- WHAT THE TASK REQUIRES -
Search the data for the word "this". Reproduce every line where it is found.

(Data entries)
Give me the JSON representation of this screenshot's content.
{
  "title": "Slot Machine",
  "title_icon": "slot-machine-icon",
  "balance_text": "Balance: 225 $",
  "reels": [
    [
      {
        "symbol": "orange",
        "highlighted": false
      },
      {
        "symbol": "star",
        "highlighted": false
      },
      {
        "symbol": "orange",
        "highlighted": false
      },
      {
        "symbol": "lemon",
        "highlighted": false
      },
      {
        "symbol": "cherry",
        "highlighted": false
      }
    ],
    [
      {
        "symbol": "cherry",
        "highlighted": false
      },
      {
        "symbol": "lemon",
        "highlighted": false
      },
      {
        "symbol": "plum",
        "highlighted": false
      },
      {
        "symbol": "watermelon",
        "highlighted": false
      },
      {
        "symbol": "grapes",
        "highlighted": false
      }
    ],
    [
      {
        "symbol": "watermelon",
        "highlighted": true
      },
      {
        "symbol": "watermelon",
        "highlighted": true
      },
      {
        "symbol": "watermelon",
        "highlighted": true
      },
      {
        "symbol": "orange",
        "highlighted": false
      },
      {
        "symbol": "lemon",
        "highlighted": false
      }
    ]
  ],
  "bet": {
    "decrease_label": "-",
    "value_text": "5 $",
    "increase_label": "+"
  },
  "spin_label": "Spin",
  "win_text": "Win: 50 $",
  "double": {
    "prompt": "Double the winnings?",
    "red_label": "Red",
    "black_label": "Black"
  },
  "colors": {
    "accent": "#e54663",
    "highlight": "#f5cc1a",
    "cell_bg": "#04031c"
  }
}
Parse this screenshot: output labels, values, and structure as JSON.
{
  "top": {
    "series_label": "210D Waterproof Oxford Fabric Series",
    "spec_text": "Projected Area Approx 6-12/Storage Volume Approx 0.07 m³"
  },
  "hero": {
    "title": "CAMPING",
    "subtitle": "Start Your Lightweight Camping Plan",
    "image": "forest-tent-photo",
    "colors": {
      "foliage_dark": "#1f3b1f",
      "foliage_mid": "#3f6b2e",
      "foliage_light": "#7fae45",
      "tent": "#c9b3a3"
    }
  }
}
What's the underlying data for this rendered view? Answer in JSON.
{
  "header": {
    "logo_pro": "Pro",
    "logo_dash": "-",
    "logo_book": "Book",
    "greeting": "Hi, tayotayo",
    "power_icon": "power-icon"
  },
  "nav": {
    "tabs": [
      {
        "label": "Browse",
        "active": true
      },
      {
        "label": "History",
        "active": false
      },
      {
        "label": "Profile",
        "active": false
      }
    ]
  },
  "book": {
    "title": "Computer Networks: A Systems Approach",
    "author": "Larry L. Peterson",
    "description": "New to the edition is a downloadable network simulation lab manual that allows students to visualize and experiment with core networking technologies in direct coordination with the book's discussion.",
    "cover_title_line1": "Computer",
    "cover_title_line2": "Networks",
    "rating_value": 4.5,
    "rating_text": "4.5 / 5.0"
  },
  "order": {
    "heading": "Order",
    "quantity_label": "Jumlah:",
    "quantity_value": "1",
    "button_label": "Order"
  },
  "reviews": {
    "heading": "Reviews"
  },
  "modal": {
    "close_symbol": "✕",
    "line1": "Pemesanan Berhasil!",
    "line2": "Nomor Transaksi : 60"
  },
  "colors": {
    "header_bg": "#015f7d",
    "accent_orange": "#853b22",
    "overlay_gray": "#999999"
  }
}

- WRITTEN RESPONSE -
Give me the JSON representation of this screenshot's content.
Parse this screenshot: output labels, values, and structure as JSON.
What's the underlying data for this rendered view? Answer in JSON.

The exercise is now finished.